by Chas Danner
Pro-Obama Super PAC Priorities USA has introduced a new and ruthless angle for its continued Bain attacks on Romney: a former GST Steel employee connecting his wife's cancer and quick death to Bain Capital's closing of GST Steel:
From a strategic standpoint, this ad is risky, but clever. Priorities’ biggest handicap is that they’re being badly outraised by Republican SuperPACs, but a controversial ad like this will surely get tons of free airtime on cable news programs, and drive discussions about political ads, but also about Romney’s record at Bain. It’s also a tough ad to respond to if you’re a Republican, because any counter-argument hits the tripwire that is health care policy. Romney can argue that he had “left Bain” when Soptic’s plant closed, or dig up someone with a similar story to hit back at President Obama, but the fact is that, no matter who is responsible for this guy losing his health insurance, only one of these candidates has a health care plan that would have helped.
Paul Waldman concurs about the health care angle.
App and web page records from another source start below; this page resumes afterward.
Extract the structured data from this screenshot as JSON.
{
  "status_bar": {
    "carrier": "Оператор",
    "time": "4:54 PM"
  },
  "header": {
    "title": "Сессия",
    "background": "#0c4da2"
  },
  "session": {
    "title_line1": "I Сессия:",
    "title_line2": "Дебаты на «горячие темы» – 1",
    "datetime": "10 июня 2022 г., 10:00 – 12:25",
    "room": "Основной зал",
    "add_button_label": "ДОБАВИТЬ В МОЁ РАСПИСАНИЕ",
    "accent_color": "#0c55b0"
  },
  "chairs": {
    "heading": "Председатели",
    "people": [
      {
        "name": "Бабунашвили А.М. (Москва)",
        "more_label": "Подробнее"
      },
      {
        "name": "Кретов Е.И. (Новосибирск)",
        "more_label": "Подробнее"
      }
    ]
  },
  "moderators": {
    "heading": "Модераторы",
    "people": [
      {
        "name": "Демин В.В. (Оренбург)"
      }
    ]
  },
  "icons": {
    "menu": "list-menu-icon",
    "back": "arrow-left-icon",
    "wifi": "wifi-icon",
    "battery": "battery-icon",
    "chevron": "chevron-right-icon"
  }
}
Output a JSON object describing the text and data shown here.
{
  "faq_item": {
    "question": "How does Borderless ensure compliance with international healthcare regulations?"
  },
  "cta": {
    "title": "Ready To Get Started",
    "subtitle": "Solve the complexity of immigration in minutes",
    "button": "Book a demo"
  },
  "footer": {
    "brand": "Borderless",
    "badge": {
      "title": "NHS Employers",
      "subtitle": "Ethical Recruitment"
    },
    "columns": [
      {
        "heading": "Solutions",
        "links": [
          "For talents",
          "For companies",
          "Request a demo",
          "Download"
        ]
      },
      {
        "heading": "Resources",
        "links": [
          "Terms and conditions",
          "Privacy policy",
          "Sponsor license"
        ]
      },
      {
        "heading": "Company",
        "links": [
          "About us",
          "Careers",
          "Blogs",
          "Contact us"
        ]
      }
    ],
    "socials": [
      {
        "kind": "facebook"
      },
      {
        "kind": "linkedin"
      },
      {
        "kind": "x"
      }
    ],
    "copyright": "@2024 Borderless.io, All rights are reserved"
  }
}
Looking at the larger strategy, last week John Ellis made the argument that Obama and his allies were using "chemical warfare" on Romney's record inorder to disillusion potential Romney voters:
The 2012 president election, boiled down to its remaining variables, is about two things: (1) white voters who voted for Barrack Obama last time and have since grown disillusioned and, (2) white voters who stayed home in 2008 rather than vote for John McCain but may vote this time. The Obama campaign's goal is to make both groups stay home rather than vote. It's not a "negative campaign" they're running. It's purposefully toxic.
Ross Douthat observes that Obama's recent emphasis on social issues is not likely to appeal to these voters. He suspects that the Obama campaign's "goal isn’t to win disaffected working class whites so much as to render Romney sufficiently radioactive that they mostly just sit things out in disgust":
Obama doesn’t need these voters to like him, so he can afford to direct his policy pandering elsewhere; he just needs them to dislike his opponent enough to declare a plague on both houses and stay home.
So far the Romney campaign has only issued a boilerplate response to the ad. Meanwhile Alexander Burns points out that the man's wife died in 2006, years after the plant's closing, which at least somewhat muddles the ad's desired implication. Still, as pointed out above, the Romney campaign making that distinction would lead it into the murky health care waters.